“There’s been people talking about it for sure,” he said. “It’s on people’s minds. Just nothing’s come to fruition yet.”
Ipock thinks such a designated club is still a few years off, but if Traughber has his druthers, it could be sooner: He’d like to be the person to open that club.
“That’s the plan,” he said. “We are planning on opening a comedy club.” Right now, he’s considering crowdfunding, which “would also give us an idea of what the local community would be willing to contribute to a comedy club.” Closer on the horizon is the comedy festival Bend Comedy aims to hold in May 2020. Traughber said he prefers festivals to competitions. After he organized the one-year-only Last Comic Standing Bend competition in 2013, he came to the conclusion he doesn’t like competitions.
“I feel in comedy competitions nobody comes out the winner. Even the person that is given the first place trophy will not come out the winner because every other comedian will then resent them, thinking, ‘Well, I’m actually funnier than them.’”
Woodmansee experienced just that phenomenon after winning the statewide Oregon Last Comedian Standing competition in 2014.
“I had a lot of people coming after me,” he said, laughing. “There were 150 comedians. Really, end of the day in a competition that big, it’s just luck. It’s just you happen to tell the right jokes for that crowd, and they liked you and they voted for you.”
However, he feels that comedy competitions such as the Aug. 17 event at The Capitol are good for emerging comics. “That’s great networking time for people. It’s almost like Harry Potter discovering wizards. ‘They’re everywhere,’” he said, laughing.
He advises comedians entering their first competition not to take it too seriously.
“Whether you win or lose, don’t take it to heart. You’re only as good as your last gig. You still have to get out there and work again,” Woodmansee said.
On the whole, the comedians The Bulletin spoke to believe Bend is a nurturing environment for comedians.
“We are a unique place in the country, just from what I’ve seen and experienced,” Parr said. “(In) little Bend, Oregon, nobody wants to tear anybody down. They all want to help each other, they all want to build one another up. I think that’s what sets us apart from most major cities in the country.”

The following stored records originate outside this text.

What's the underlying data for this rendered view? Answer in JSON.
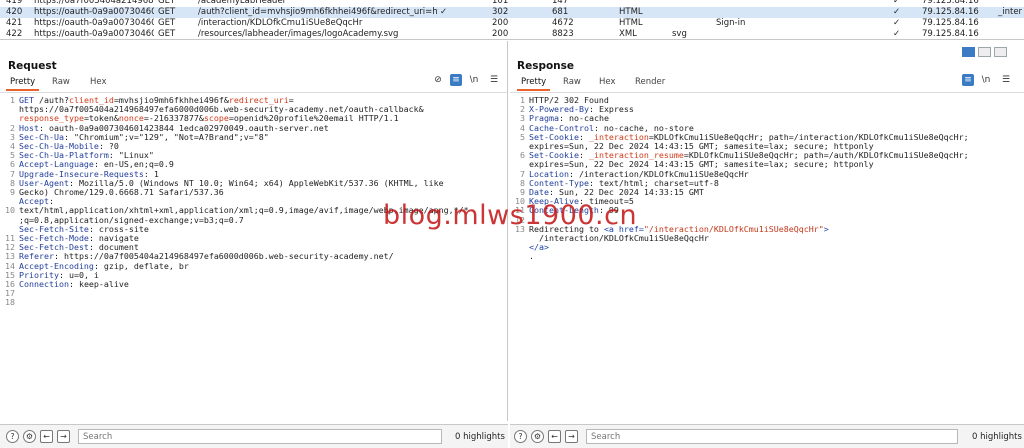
{
  "history": [
    {
      "num": "419",
      "host": "https://0a7f005404a214968...",
      "method": "GET",
      "url": "/academyLabHeader",
      "check1": "",
      "status": "101",
      "length": "147",
      "mime": "",
      "ext": "",
      "title": "",
      "check2": "✓",
      "ip": "79.125.84.16",
      "extra": ""
    },
    {
      "num": "420",
      "host": "https://oauth-0a9a00730460...",
      "method": "GET",
      "url": "/auth?client_id=mvhsjio9mh6fkhhei496f&redirect_uri=https:...",
      "check1": "✓",
      "status": "302",
      "length": "681",
      "mime": "HTML",
      "ext": "",
      "title": "",
      "check2": "✓",
      "ip": "79.125.84.16",
      "extra": "_inter"
    },
    {
      "num": "421",
      "host": "https://oauth-0a9a00730460...",
      "method": "GET",
      "url": "/interaction/KDLOfkCmu1iSUe8eQqcHr",
      "check1": "",
      "status": "200",
      "length": "4672",
      "mime": "HTML",
      "ext": "",
      "title": "Sign-in",
      "check2": "✓",
      "ip": "79.125.84.16",
      "extra": ""
    },
    {
      "num": "422",
      "host": "https://oauth-0a9a00730460...",
      "method": "GET",
      "url": "/resources/labheader/images/logoAcademy.svg",
      "check1": "",
      "status": "200",
      "length": "8823",
      "mime": "XML",
      "ext": "svg",
      "title": "",
      "check2": "✓",
      "ip": "79.125.84.16",
      "extra": ""
    }
  ],
  "request": {
    "title": "Request",
    "tabs": [
      "Pretty",
      "Raw",
      "Hex"
    ],
    "line_numbers": [
      "1",
      "",
      "",
      "2",
      "3",
      "4",
      "5",
      "6",
      "7",
      "8",
      "9",
      "",
      "10",
      "",
      "",
      "11",
      "12",
      "13",
      "14",
      "15",
      "16",
      "17",
      "18"
    ],
    "search_placeholder": "Search",
    "highlights": "0 highlights"
  },
  "response": {
    "title": "Response",
    "tabs": [
      "Pretty",
      "Raw",
      "Hex",
      "Render"
    ],
    "line_numbers": [
      "1",
      "2",
      "3",
      "4",
      "5",
      "",
      "6",
      "",
      "7",
      "8",
      "9",
      "10",
      "11",
      "12",
      "13",
      "",
      "",
      ""
    ],
    "search_placeholder": "Search",
    "highlights": "0 highlights"
  },
  "request_lines": [
    {
      "k": "GET ",
      "v": "/auth?",
      "p": "client_id",
      "e": "=mvhsjio9mh6fkhhei496f&",
      "p2": "redirect_uri",
      "e2": "="
    },
    {
      "raw": "https://0a7f005404a214968497efa6000d006b.web-security-academy.net/oauth-callback&"
    },
    {
      "p": "response_type",
      "e": "=token&",
      "p2": "nonce",
      "e2": "=-216337877&",
      "p3": "scope",
      "e3": "=openid%20profile%20email HTTP/1.1"
    },
    {
      "k": "Host",
      "v": ": oauth-0a9a007304601423844 1edca02970049.oauth-server.net"
    },
    {
      "k": "Sec-Ch-Ua",
      "v": ": \"Chromium\";v=\"129\", \"Not=A?Brand\";v=\"8\""
    },
    {
      "k": "Sec-Ch-Ua-Mobile",
      "v": ": ?0"
    },
    {
      "k": "Sec-Ch-Ua-Platform",
      "v": ": \"Linux\""
    },
    {
      "k": "Accept-Language",
      "v": ": en-US,en;q=0.9"
    },
    {
      "k": "Upgrade-Insecure-Requests",
      "v": ": 1"
    },
    {
      "k": "User-Agent",
      "v": ": Mozilla/5.0 (Windows NT 10.0; Win64; x64) AppleWebKit/537.36 (KHTML, like"
    },
    {
      "raw": "Gecko) Chrome/129.0.6668.71 Safari/537.36"
    },
    {
      "k": "Accept",
      "v": ":"
    },
    {
      "raw": "text/html,application/xhtml+xml,application/xml;q=0.9,image/avif,image/webp,image/apng,*/*"
    },
    {
      "raw": ";q=0.8,application/signed-exchange;v=b3;q=0.7"
    },
    {
      "k": "Sec-Fetch-Site",
      "v": ": cross-site"
    },
    {
      "k": "Sec-Fetch-Mode",
      "v": ": navigate"
    },
    {
      "k": "Sec-Fetch-Dest",
      "v": ": document"
    },
    {
      "k": "Referer",
      "v": ": https://0a7f005404a214968497efa6000d006b.web-security-academy.net/"
    },
    {
      "k": "Accept-Encoding",
      "v": ": gzip, deflate, br"
    },
    {
      "k": "Priority",
      "v": ": u=0, i"
    },
    {
      "k": "Connection",
      "v": ": keep-alive"
    },
    {
      "raw": ""
    },
    {
      "raw": ""
    }
  ],
  "response_lines": [
    {
      "raw": "HTTP/2 302 Found"
    },
    {
      "k": "X-Powered-By",
      "v": ": Express"
    },
    {
      "k": "Pragma",
      "v": ": no-cache"
    },
    {
      "k": "Cache-Control",
      "v": ": no-cache, no-store"
    },
    {
      "k": "Set-Cookie",
      "v": ": ",
      "p": "_interaction",
      "e": "=KDLOfkCmu1iSUe8eQqcHr; path=/interaction/KDLOfkCmu1iSUe8eQqcHr;"
    },
    {
      "raw": "expires=Sun, 22 Dec 2024 14:43:15 GMT; samesite=lax; secure; httponly"
    },
    {
      "k": "Set-Cookie",
      "v": ": ",
      "p": "_interaction_resume",
      "e": "=KDLOfkCmu1iSUe8eQqcHr; path=/auth/KDLOfkCmu1iSUe8eQqcHr;"
    },
    {
      "raw": "expires=Sun, 22 Dec 2024 14:43:15 GMT; samesite=lax; secure; httponly"
    },
    {
      "k": "Location",
      "v": ": /interaction/KDLOfkCmu1iSUe8eQqcHr"
    },
    {
      "k": "Content-Type",
      "v": ": text/html; charset=utf-8"
    },
    {
      "k": "Date",
      "v": ": Sun, 22 Dec 2024 14:33:15 GMT"
    },
    {
      "k": "Keep-Alive",
      "v": ": timeout=5"
    },
    {
      "k": "Content-Length",
      "v": ": 99"
    },
    {
      "raw": ""
    },
    {
      "raw": "Redirecting to ",
      "tag": "<a href=",
      "attr": "\"/interaction/KDLOfkCmu1iSUe8eQqcHr\"",
      "tag2": ">"
    },
    {
      "raw": "  /interaction/KDLOfkCmu1iSUe8eQqcHr"
    },
    {
      "tag": "</a>"
    },
    {
      "raw": "."
    }
  ],
  "watermark": "blog.mlws1900.cn",
  "colors": {
    "accent": "#e8622b",
    "selection": "#d6e6f7",
    "header_key": "#233f9a",
    "param": "#d23a1a",
    "watermark": "#c31414"
  }
}
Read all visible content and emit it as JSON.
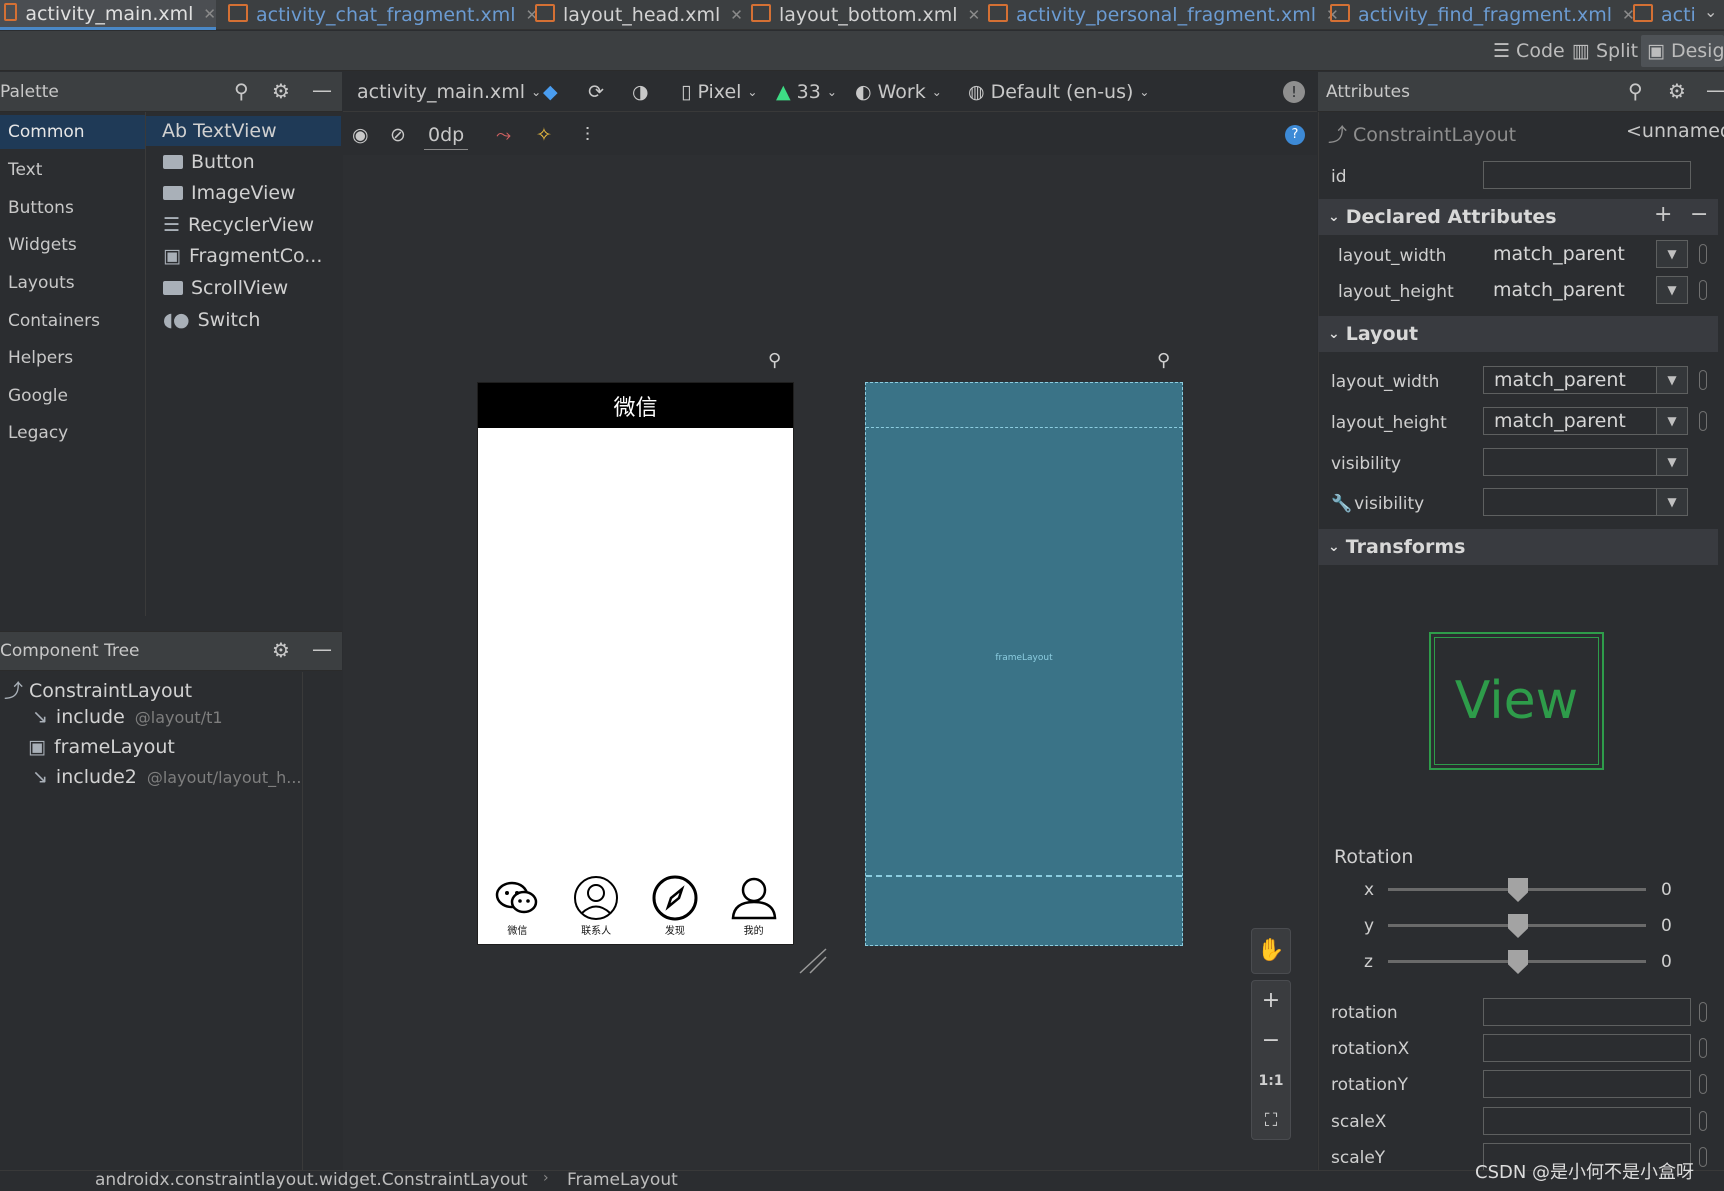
{
  "tabs": [
    {
      "label": "activity_main.xml",
      "active": true
    },
    {
      "label": "activity_chat_fragment.xml"
    },
    {
      "label": "layout_head.xml"
    },
    {
      "label": "layout_bottom.xml"
    },
    {
      "label": "activity_personal_fragment.xml"
    },
    {
      "label": "activity_find_fragment.xml"
    },
    {
      "label": "acti"
    }
  ],
  "view_modes": {
    "code": "Code",
    "split": "Split",
    "design": "Desig"
  },
  "palette": {
    "title": "Palette",
    "categories": [
      "Common",
      "Text",
      "Buttons",
      "Widgets",
      "Layouts",
      "Containers",
      "Helpers",
      "Google",
      "Legacy"
    ],
    "items": [
      "Ab TextView",
      "Button",
      "ImageView",
      "RecyclerView",
      "FragmentCo...",
      "ScrollView",
      "Switch"
    ]
  },
  "tree": {
    "title": "Component Tree",
    "items": [
      {
        "label": "ConstraintLayout",
        "sub": ""
      },
      {
        "label": "include",
        "sub": "@layout/t1"
      },
      {
        "label": "frameLayout",
        "sub": ""
      },
      {
        "label": "include2",
        "sub": "@layout/layout_h..."
      }
    ]
  },
  "toolbar": {
    "file": "activity_main.xml",
    "device": "Pixel",
    "api": "33",
    "theme": "Work",
    "locale": "Default (en-us)",
    "margin": "0dp"
  },
  "preview": {
    "title": "微信",
    "nav": [
      "微信",
      "联系人",
      "发现",
      "我的"
    ],
    "blueprint_label": "frameLayout"
  },
  "attributes": {
    "title": "Attributes",
    "component": "ConstraintLayout",
    "unnamed": "<unnamed>",
    "id_label": "id",
    "declared_title": "Declared Attributes",
    "declared": [
      {
        "name": "layout_width",
        "value": "match_parent"
      },
      {
        "name": "layout_height",
        "value": "match_parent"
      }
    ],
    "layout_title": "Layout",
    "layout": [
      {
        "name": "layout_width",
        "value": "match_parent"
      },
      {
        "name": "layout_height",
        "value": "match_parent"
      },
      {
        "name": "visibility",
        "value": ""
      },
      {
        "name": "visibility",
        "value": ""
      }
    ],
    "transforms_title": "Transforms",
    "view_preview": "View",
    "rotation_title": "Rotation",
    "rotation": [
      {
        "axis": "x",
        "value": "0"
      },
      {
        "axis": "y",
        "value": "0"
      },
      {
        "axis": "z",
        "value": "0"
      }
    ],
    "fields": [
      "rotation",
      "rotationX",
      "rotationY",
      "scaleX",
      "scaleY"
    ]
  },
  "breadcrumb": [
    "androidx.constraintlayout.widget.ConstraintLayout",
    "FrameLayout"
  ],
  "watermark": "CSDN @是小何不是小盒呀",
  "zoom": {
    "one_to_one": "1:1"
  },
  "colors": {
    "accent": "#4a88c7",
    "blueprint": "#3a7387",
    "selection": "#1f3a57"
  }
}
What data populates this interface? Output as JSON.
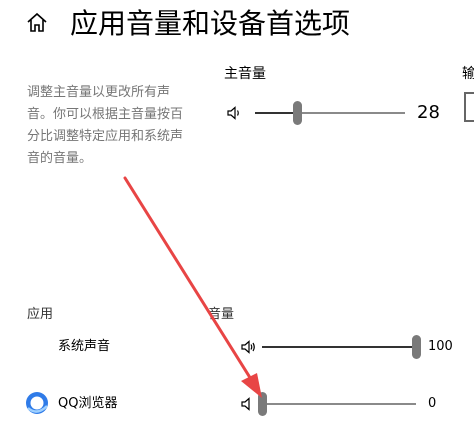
{
  "header": {
    "title": "应用音量和设备首选项",
    "home_icon": "home-icon"
  },
  "description": "调整主音量以更改所有声音。你可以根据主音量按百分比调整特定应用和系统声音的音量。",
  "master": {
    "label": "主音量",
    "value": 28,
    "value_text": "28",
    "icon": "speaker-low-icon"
  },
  "right_column": {
    "label_partial": "输"
  },
  "apps": {
    "column_apps": "应用",
    "column_volume": "音量",
    "items": [
      {
        "name": "系统声音",
        "value": 100,
        "value_text": "100",
        "icon": "speaker-high-icon"
      },
      {
        "name": "QQ浏览器",
        "value": 0,
        "value_text": "0",
        "icon": "speaker-low-icon",
        "app_icon": "qq-browser-icon"
      }
    ]
  },
  "colors": {
    "annotation_arrow": "#e84545",
    "thumb": "#7a7a7a",
    "qq_browser_brand": "#2f7be8"
  }
}
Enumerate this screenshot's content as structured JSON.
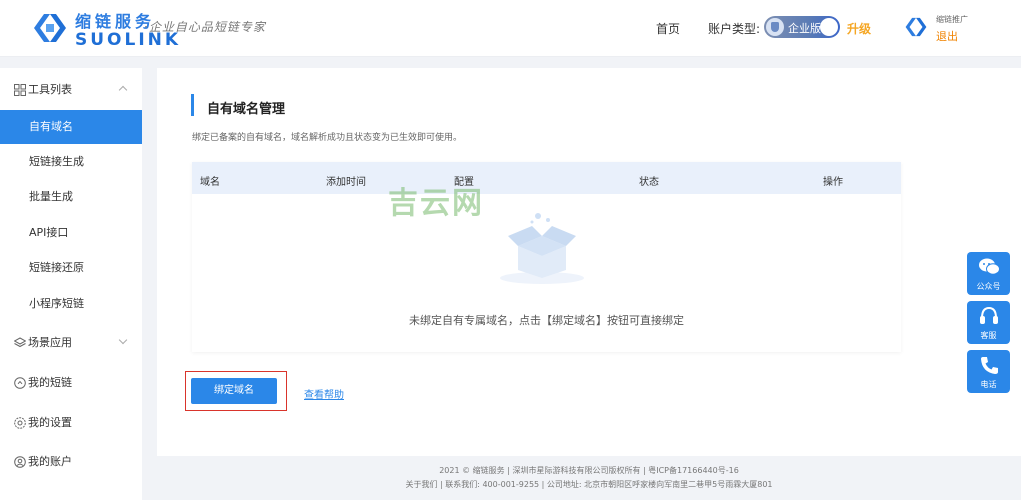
{
  "header": {
    "brand_cn": "缩链服务",
    "brand_en": "SUOLINK",
    "slogan": "·企业自心品短链专家",
    "nav_home": "首页",
    "account_type_label": "账户类型:",
    "plan_name": "企业版",
    "upgrade": "升级",
    "user_name": "缩链推广",
    "logout": "退出"
  },
  "sidebar": {
    "items": [
      {
        "label": "工具列表",
        "icon": "grid-icon",
        "type": "group",
        "expanded": true
      },
      {
        "label": "自有域名",
        "active": true
      },
      {
        "label": "短链接生成"
      },
      {
        "label": "批量生成"
      },
      {
        "label": "API接口"
      },
      {
        "label": "短链接还原"
      },
      {
        "label": "小程序短链"
      },
      {
        "label": "场景应用",
        "icon": "layers-icon",
        "type": "group",
        "expanded": false
      },
      {
        "label": "我的短链",
        "icon": "link-circle-icon",
        "type": "group"
      },
      {
        "label": "我的设置",
        "icon": "gear-icon",
        "type": "group"
      },
      {
        "label": "我的账户",
        "icon": "user-circle-icon",
        "type": "group"
      }
    ]
  },
  "main": {
    "title": "自有域名管理",
    "description": "绑定已备案的自有域名，域名解析成功且状态变为已生效即可使用。",
    "table": {
      "columns": [
        "域名",
        "添加时间",
        "配置",
        "状态",
        "操作"
      ],
      "empty_text": "未绑定自有专属域名，点击【绑定域名】按钮可直接绑定"
    },
    "bind_button": "绑定域名",
    "help_link": "查看帮助"
  },
  "watermark": "吉云网",
  "float": {
    "wechat": "公众号",
    "service": "客服",
    "phone": "电话"
  },
  "footer": {
    "line1": "2021 © 缩链服务 | 深圳市星际游科技有限公司版权所有 | 粤ICP备17166440号-16",
    "line2": "关于我们 | 联系我们: 400-001-9255 | 公司地址: 北京市朝阳区呼家楼向军南里二巷甲5号雨霖大厦801"
  },
  "colors": {
    "accent": "#2b87e8",
    "upgrade": "#f5a623",
    "logout": "#f08300",
    "highlight_border": "#d9342b"
  }
}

Ipock said, “We definitely have some people that have a chance in making it. I don’t know what it is about the comedy scene in Bend. I don’t know how we are cranking out so many good comics at the pace that we are.”
— Reporter: 541-383-0349, firstname.lastname@example.org